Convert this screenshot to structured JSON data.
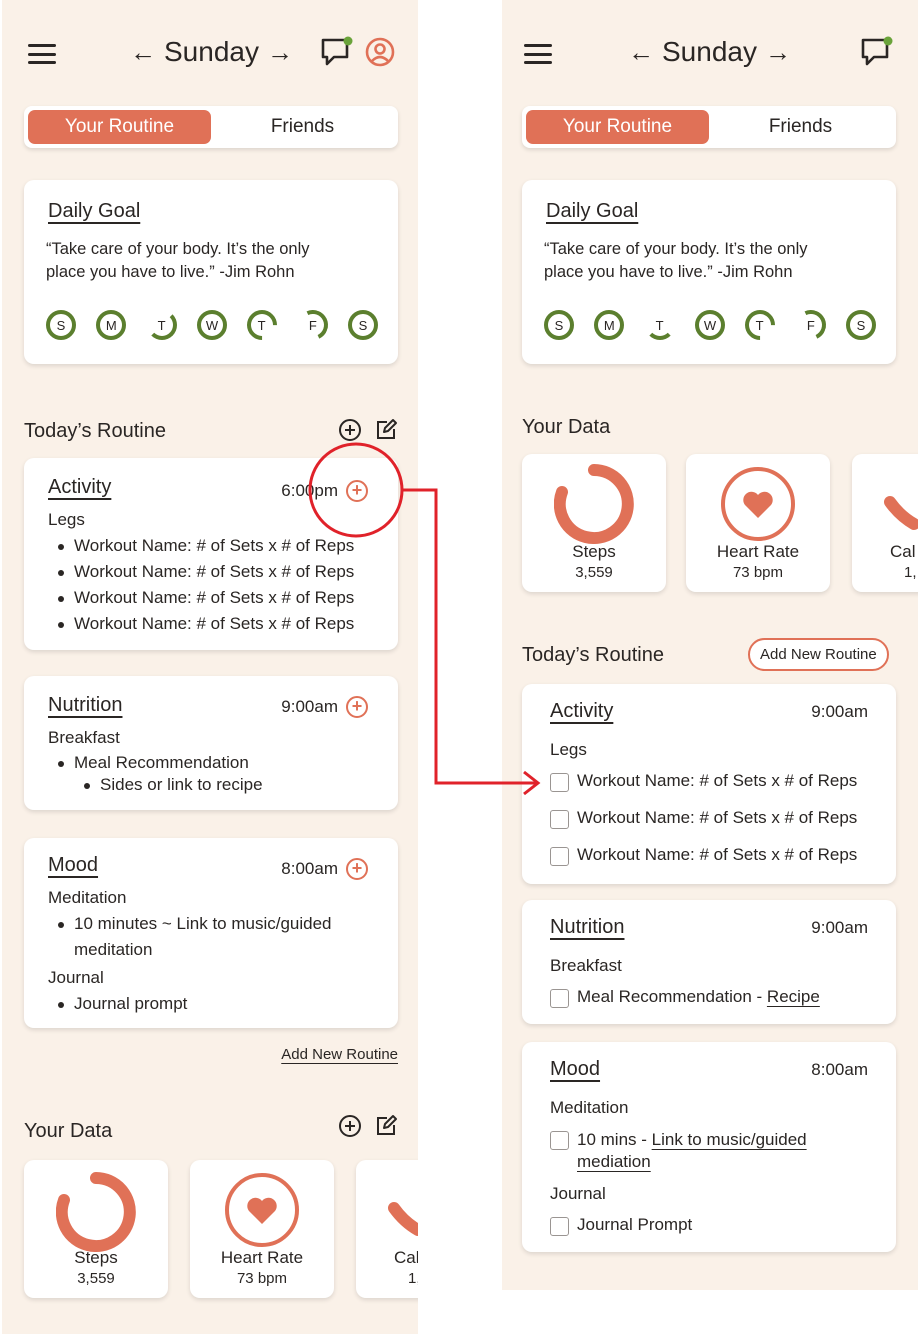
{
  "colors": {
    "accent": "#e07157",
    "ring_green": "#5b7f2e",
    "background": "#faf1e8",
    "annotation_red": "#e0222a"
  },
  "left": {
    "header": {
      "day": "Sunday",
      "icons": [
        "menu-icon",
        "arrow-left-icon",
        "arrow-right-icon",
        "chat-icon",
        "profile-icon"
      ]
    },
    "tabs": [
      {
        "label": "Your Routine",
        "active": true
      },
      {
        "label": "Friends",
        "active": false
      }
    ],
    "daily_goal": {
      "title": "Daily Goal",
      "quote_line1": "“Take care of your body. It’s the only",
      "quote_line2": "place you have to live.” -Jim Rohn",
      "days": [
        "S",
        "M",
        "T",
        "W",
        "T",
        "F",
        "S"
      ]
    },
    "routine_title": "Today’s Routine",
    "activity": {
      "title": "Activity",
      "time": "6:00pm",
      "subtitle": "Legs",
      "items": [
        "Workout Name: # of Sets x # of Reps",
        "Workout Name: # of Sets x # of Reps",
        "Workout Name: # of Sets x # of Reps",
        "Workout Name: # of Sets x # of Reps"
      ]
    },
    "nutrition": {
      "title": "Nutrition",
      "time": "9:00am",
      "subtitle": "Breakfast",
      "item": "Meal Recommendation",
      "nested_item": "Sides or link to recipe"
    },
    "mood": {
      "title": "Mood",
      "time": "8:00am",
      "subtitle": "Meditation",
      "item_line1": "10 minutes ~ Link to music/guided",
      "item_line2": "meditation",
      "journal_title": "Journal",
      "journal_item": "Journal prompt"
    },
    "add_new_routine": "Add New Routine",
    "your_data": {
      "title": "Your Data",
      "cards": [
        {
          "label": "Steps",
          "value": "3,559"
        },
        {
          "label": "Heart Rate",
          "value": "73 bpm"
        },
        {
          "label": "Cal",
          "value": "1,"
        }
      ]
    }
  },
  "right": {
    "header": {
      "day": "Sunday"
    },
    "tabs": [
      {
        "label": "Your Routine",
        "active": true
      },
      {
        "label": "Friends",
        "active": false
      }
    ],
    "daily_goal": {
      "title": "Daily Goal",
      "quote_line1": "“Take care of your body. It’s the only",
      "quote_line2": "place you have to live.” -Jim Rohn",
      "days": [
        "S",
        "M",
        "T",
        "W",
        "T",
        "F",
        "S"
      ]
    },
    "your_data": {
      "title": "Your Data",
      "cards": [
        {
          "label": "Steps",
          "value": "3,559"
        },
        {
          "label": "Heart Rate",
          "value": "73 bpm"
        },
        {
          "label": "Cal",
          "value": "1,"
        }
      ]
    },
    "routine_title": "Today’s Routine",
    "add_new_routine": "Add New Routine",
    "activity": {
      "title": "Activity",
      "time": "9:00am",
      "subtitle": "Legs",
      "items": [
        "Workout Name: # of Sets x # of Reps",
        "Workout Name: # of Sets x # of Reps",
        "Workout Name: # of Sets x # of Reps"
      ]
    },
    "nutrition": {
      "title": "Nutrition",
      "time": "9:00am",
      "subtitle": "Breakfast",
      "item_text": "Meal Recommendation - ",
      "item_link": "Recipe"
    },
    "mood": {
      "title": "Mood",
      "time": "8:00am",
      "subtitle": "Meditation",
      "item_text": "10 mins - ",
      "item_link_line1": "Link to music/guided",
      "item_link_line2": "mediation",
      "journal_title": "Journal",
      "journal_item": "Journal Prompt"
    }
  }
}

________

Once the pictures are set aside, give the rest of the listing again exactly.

Convert this screenshot to structured JSON data.
{
  "colors": {
    "accent": "#e07157",
    "ring_green": "#5b7f2e",
    "background": "#faf1e8",
    "annotation_red": "#e0222a"
  },
  "left": {
    "header": {
      "day": "Sunday",
      "icons": [
        "menu-icon",
        "arrow-left-icon",
        "arrow-right-icon",
        "chat-icon",
        "profile-icon"
      ]
    },
    "tabs": [
      {
        "label": "Your Routine",
        "active": true
      },
      {
        "label": "Friends",
        "active": false
      }
    ],
    "daily_goal": {
      "title": "Daily Goal",
      "quote_line1": "“Take care of your body. It’s the only",
      "quote_line2": "place you have to live.” -Jim Rohn",
      "days": [
        "S",
        "M",
        "T",
        "W",
        "T",
        "F",
        "S"
      ]
    },
    "routine_title": "Today’s Routine",
    "activity": {
      "title": "Activity",
      "time": "6:00pm",
      "subtitle": "Legs",
      "items": [
        "Workout Name: # of Sets x # of Reps",
        "Workout Name: # of Sets x # of Reps",
        "Workout Name: # of Sets x # of Reps",
        "Workout Name: # of Sets x # of Reps"
      ]
    },
    "nutrition": {
      "title": "Nutrition",
      "time": "9:00am",
      "subtitle": "Breakfast",
      "item": "Meal Recommendation",
      "nested_item": "Sides or link to recipe"
    },
    "mood": {
      "title": "Mood",
      "time": "8:00am",
      "subtitle": "Meditation",
      "item_line1": "10 minutes ~ Link to music/guided",
      "item_line2": "meditation",
      "journal_title": "Journal",
      "journal_item": "Journal prompt"
    },
    "add_new_routine": "Add New Routine",
    "your_data": {
      "title": "Your Data",
      "cards": [
        {
          "label": "Steps",
          "value": "3,559"
        },
        {
          "label": "Heart Rate",
          "value": "73 bpm"
        },
        {
          "label": "Cal",
          "value": "1,"
        }
      ]
    }
  },
  "right": {
    "header": {
      "day": "Sunday"
    },
    "tabs": [
      {
        "label": "Your Routine",
        "active": true
      },
      {
        "label": "Friends",
        "active": false
      }
    ],
    "daily_goal": {
      "title": "Daily Goal",
      "quote_line1": "“Take care of your body. It’s the only",
      "quote_line2": "place you have to live.” -Jim Rohn",
      "days": [
        "S",
        "M",
        "T",
        "W",
        "T",
        "F",
        "S"
      ]
    },
    "your_data": {
      "title": "Your Data",
      "cards": [
        {
          "label": "Steps",
          "value": "3,559"
        },
        {
          "label": "Heart Rate",
          "value": "73 bpm"
        },
        {
          "label": "Cal",
          "value": "1,"
        }
      ]
    },
    "routine_title": "Today’s Routine",
    "add_new_routine": "Add New Routine",
    "activity": {
      "title": "Activity",
      "time": "9:00am",
      "subtitle": "Legs",
      "items": [
        "Workout Name: # of Sets x # of Reps",
        "Workout Name: # of Sets x # of Reps",
        "Workout Name: # of Sets x # of Reps"
      ]
    },
    "nutrition": {
      "title": "Nutrition",
      "time": "9:00am",
      "subtitle": "Breakfast",
      "item_text": "Meal Recommendation - ",
      "item_link": "Recipe"
    },
    "mood": {
      "title": "Mood",
      "time": "8:00am",
      "subtitle": "Meditation",
      "item_text": "10 mins - ",
      "item_link_line1": "Link to music/guided",
      "item_link_line2": "mediation",
      "journal_title": "Journal",
      "journal_item": "Journal Prompt"
    }
  }
}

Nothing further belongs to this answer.